Wowing Your Customers by Speaking Their Language
Wowing Your Customers by Speaking Their Language
One of the most important aspects in a relationship between a business and its customers is good communication. It would appear to be common sense, but many businesses don’t seem to realize that how you communicate with potential buyers can drastically impact your success rates. Knowing your audience is key: there is a time for technical jargon and catchy buzzwords, and a time to empathize with people by using appeals to emotion.
The easiest way to learn how to speak with your customers is by simply listening to them. Know what their priorities are; how they describe those priorities gives you a sense of how they are ranked and valued by your customer. Buyers aren’t looking for products, they are looking for ways to achieve their goals. Likewise, you shouldn’t just be selling them items, you should be selling real solutions.

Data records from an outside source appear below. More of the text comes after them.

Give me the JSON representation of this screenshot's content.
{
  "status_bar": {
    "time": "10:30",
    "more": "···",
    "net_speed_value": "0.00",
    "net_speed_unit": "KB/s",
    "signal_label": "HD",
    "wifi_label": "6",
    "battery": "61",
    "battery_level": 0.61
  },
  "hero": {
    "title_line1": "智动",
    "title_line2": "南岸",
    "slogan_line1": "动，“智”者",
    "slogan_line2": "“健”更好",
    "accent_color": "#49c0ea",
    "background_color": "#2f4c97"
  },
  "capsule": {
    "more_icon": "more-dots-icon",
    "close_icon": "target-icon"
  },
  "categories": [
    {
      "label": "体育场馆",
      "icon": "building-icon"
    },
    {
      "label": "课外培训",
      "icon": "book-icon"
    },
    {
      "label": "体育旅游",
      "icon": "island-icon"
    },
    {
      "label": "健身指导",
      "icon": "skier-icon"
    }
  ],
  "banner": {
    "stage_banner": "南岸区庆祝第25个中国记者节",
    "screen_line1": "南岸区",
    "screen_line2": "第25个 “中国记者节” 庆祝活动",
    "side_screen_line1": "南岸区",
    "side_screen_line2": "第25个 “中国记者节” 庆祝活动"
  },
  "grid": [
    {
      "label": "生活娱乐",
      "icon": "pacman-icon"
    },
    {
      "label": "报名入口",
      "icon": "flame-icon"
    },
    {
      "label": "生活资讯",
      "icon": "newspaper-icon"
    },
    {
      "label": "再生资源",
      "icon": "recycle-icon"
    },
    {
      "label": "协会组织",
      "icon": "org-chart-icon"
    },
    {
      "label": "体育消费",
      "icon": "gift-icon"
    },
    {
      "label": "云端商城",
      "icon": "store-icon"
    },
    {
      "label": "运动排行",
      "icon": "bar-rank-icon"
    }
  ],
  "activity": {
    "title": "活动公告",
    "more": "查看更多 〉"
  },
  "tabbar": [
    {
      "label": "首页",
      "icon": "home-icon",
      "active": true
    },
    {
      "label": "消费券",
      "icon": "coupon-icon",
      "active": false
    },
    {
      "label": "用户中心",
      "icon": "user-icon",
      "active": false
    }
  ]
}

Part of selling solutions in a manner that ensures your customer comes back to you is looking through the same lens the customer is looking through. Because customers always have a choice where to procure their goods or services, your business has to go the extra mile to convince the consumer that they really care. An employee that’s respectful and engaged will raise a customer’s confidence. They’ll think that the business they’ve come to really is looking out for their greater good. Should that employee suggest a new service or product, the customer will be more likely to trust that the business has their best interests at heart. On the other hand, if a customer detects a lack of of true congeniality — or, conversely, if it’s forced — then they’re likely to question the business’ motives behind their suggestions.
When you’re speaking to your customer, be sure to speak in layman’s terms; language that they’ll understand. Avoid using the jargon of your industry. Take, for example, one customer who is putting together their first mobile app, and wants a slick animated website to sell it. On the other hand we have another customer who has bought many animations from another animation vendor, but has decided to switch. Those two customers will be looking at the business through different lenses. The first will be excited and nervous. They need to speak with a sales agent who is similarly excited for them, who can explain what they’ll be getting in plain language, and who can give them advice that will make their purchasing experience easier. If the developer is treated with care and respect, they’ll be much more likely to come back for his next project, and they’ll also tell their friends. The second customer is no less deserving of the care and respect that the first got, yet as they are more experienced, they do not need so much of the “kid glove” treatment as the first did.
Another source of frustration for both businesses and customers is complaints. These can be made easier, however, by applying the same maxim above: Try to see things through the same lens the customer is seeing them through. True, it’s often difficult to understand why a client is making such an issue about such a small thing. But it’s not a small thing to them; it’s a big thing. To them. Don’t they understand that looking into a problem takes time? (Of course they don’t.) Come on, it’s right there in the contract! (Which they probably didn’t read.) If there’s one thing to remember, it’s that it’s not the client’s job to see things through the business’s lens. It’s the job of the business to see through the lens of the customer and show empathy for their frustration.
There are many more ways to create “wow” moments for your customers. Even the smallest of gestures can create wows for them. Learn what your client’s favorite drinks and snacks are — easy to do with a little social engineering — so you can have them stocked when they come in for a meeting. Know what their favorite lunch place is ahead of time so you can take them there without having to ask. Even remembering a customer’s name — it might seem like a small thing — ends up being a big thing, as it engenders a feeling of family. Telling a customer about a different product that might meet their needs better than yours is another wow moment.
And one of the best ways to create “wow” moments is to put your heads together with your fellow employees. Every month, have a company meeting so that your employees can share ways that they’ve astonished their customers. The simple act of discussing these behaviors enhances the chance that other people will take on the same practices or even create some of their own. Maybe some wows will become standard — Animation Studios might give you a free 15 second morph animation of your face, for example. If you owned a bank, you could give a name-themed toy to children opening an account — I remember getting a seal plushie when my father took me to open an account at Seaside Bank.
Regardless, communication should be a two-way dialogue. Be sure to choose your words carefully and keep those channels open.